Since reformation will not be granted unless the instrument as reformed would be operative,10 it has been held that reformation will not be given in cases in which the grantor or vendor points out property to which he has no title and which does not conform to the description in the contract or conveyance.11 The reason for refusing reformation in such a case is that the party who has been misled can not recover the property itself by reason of the instrument as reformed, since such property does not belong to the grantor or vendor, and reformation as against the grantor or vendor can not operate as against the owner of such property. Accordingly, the grantee or vendee can recover only damages and he is entitled to damages without reformation.12 If the period of limitations for the action for damages for such deceit has not yet run, the plaintiff has nothing to gain by reformation. If the period of limitations had run when the fraud was discovered, it might make a very serious difference to the party who seeks relief, whether he can change the contract by reformation and bring an action upon such contract or upon the covenants in such deed for damages, or whether he is to be limited to his action in tort.
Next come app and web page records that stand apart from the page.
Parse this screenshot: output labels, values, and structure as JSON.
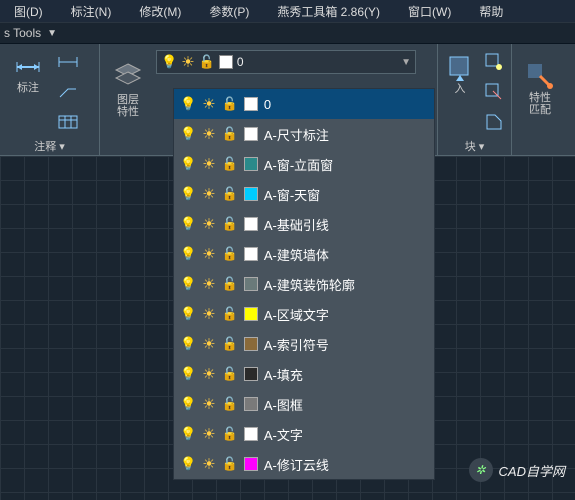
{
  "menu": {
    "items": [
      "图(D)",
      "标注(N)",
      "修改(M)",
      "参数(P)",
      "燕秀工具箱 2.86(Y)",
      "窗口(W)",
      "帮助"
    ]
  },
  "toolsLabel": "s Tools",
  "ribbon": {
    "annotate": {
      "dimLabel": "标注",
      "title": "注释 ▾"
    },
    "layer": {
      "bigLabel": "图层\n特性"
    },
    "selectorValue": "0",
    "insert": {
      "label": "入",
      "title": "块 ▾"
    },
    "props": {
      "label": "特性\n匹配"
    }
  },
  "layers": [
    {
      "name": "0",
      "color": "#ffffff"
    },
    {
      "name": "A-尺寸标注",
      "color": "#ffffff"
    },
    {
      "name": "A-窗-立面窗",
      "color": "#2a8a8a"
    },
    {
      "name": "A-窗-天窗",
      "color": "#00ccff"
    },
    {
      "name": "A-基础引线",
      "color": "#ffffff"
    },
    {
      "name": "A-建筑墙体",
      "color": "#ffffff"
    },
    {
      "name": "A-建筑装饰轮廓",
      "color": "#6a7a7a"
    },
    {
      "name": "A-区域文字",
      "color": "#ffff00"
    },
    {
      "name": "A-索引符号",
      "color": "#8a6a3a"
    },
    {
      "name": "A-填充",
      "color": "#2a2a2a"
    },
    {
      "name": "A-图框",
      "color": "#7a7a7a"
    },
    {
      "name": "A-文字",
      "color": "#ffffff"
    },
    {
      "name": "A-修订云线",
      "color": "#ff00ff"
    }
  ],
  "watermark": "CAD自学网"
}
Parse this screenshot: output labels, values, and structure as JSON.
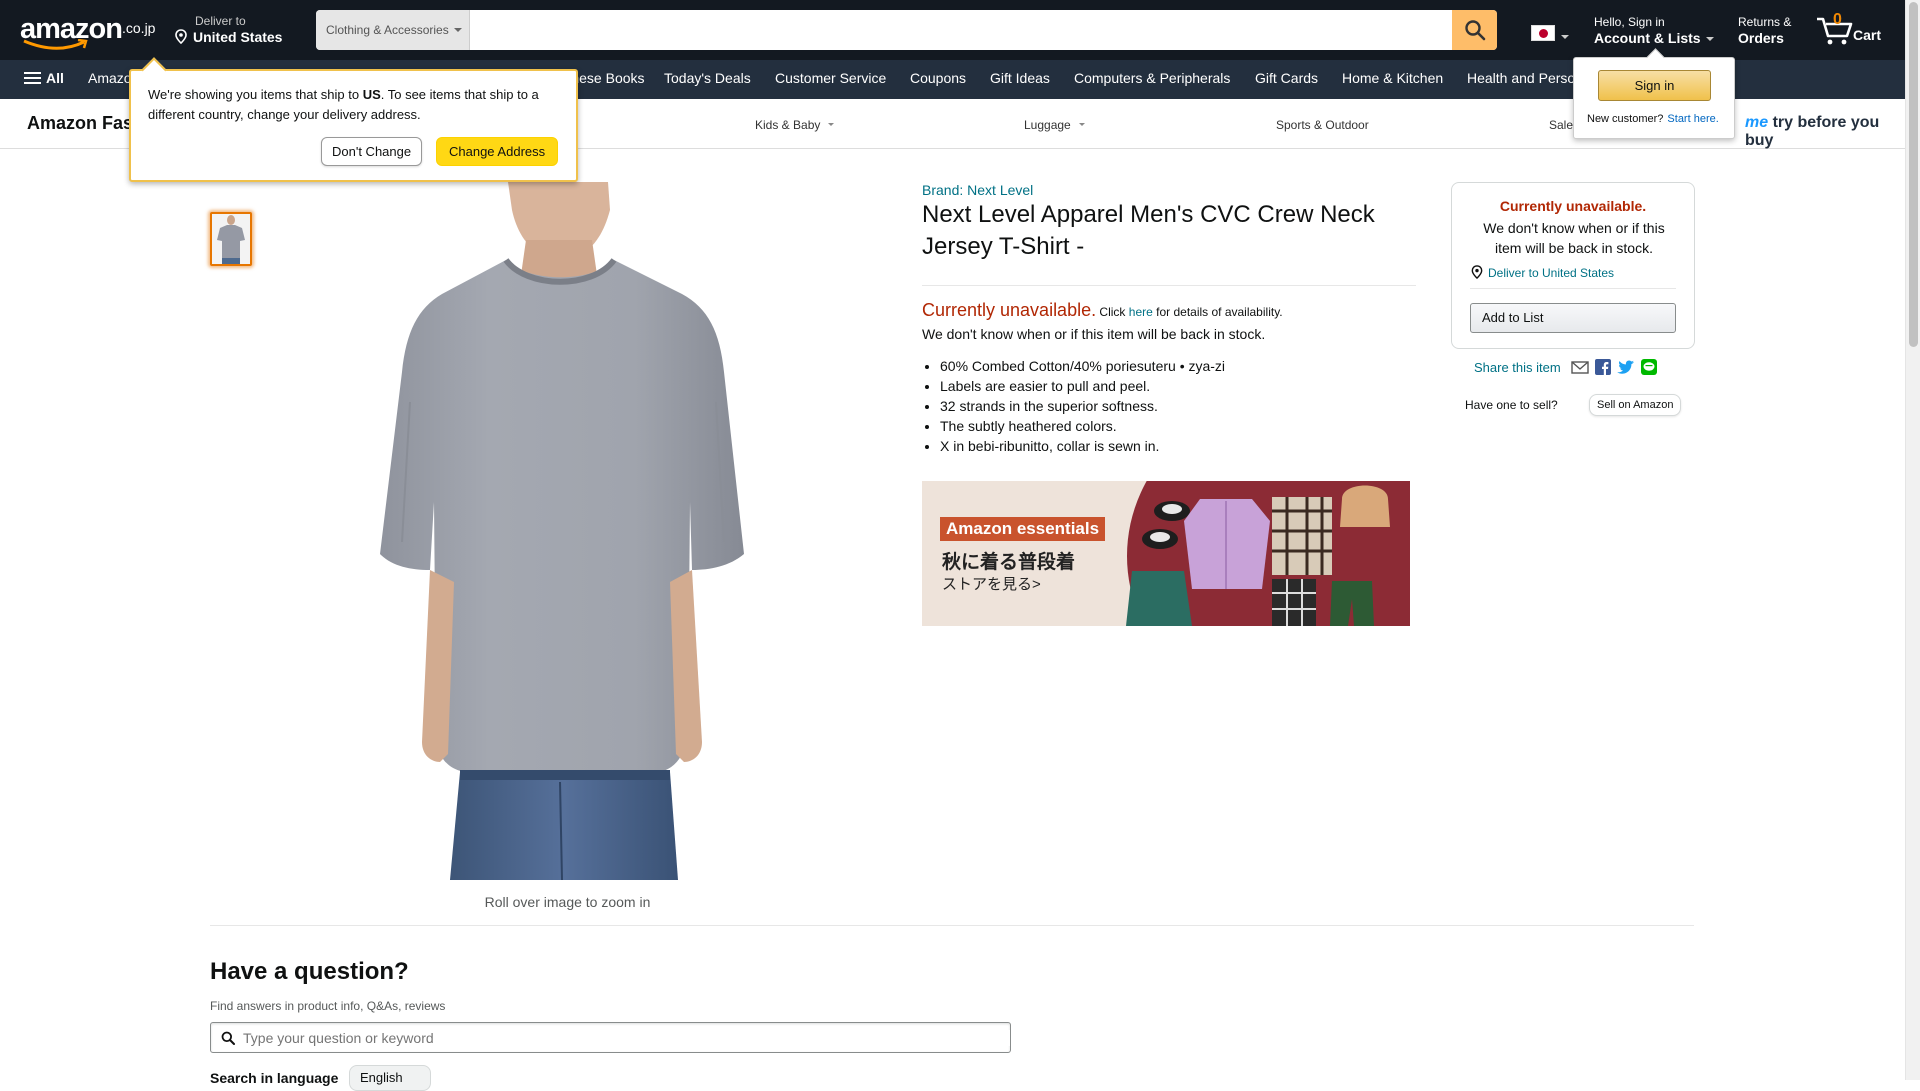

If from the entire contract it can be seen that a certain clause does not express the real intention of the parties, reformation can be had without showing specifically that the parties had a mutual understanding of what the term in question should really be. Thus where A took thirteen shares in a building and loan association, the by-laws of which, being a part of the contract, required a payment of one dollar per share per month, a clause in the note requiring a payment of twenty-six dollars per month on such shares may be corrected.13 This is really a question of construction, not reformation, and involves the principle that the paramount general intent prevails over an inconsistent subordinate particular intent.14

Under guise of reformation, equity can not make a new contract for the parties upon terms which it thinks fair and just.15

10See Sec. 2220.

11 Jahnke v. Seydel, 178 Ia. 363, 159 N. W. 986; Macey v. Furman, 90 Wash 580, 156 Pac. 548. If the injured party peeks rescission, the party who is guilty of such fraud can not raise the objection that reformation should have been sought. Macey v. Furman, 90 Wash. 580, 156 Pac. 548.

12 Jahnke v. Seydel, 178 Ia. 363, 159 X. W. 986.

13 Abbott v. Loan Association, 86 Tex. 467, 25 S. W. 620 [reversing, 23 S. W. 629].

14 See Sec. 2039.

15 Hyde v. Kirkpatrick, 78 Or. 466. 153 Pac. 488 [ denying rehearing, Hyde v. Kirkpatrick, 78 Or. 466, 153 Pac. 41]. See Sec. 2214 et seq.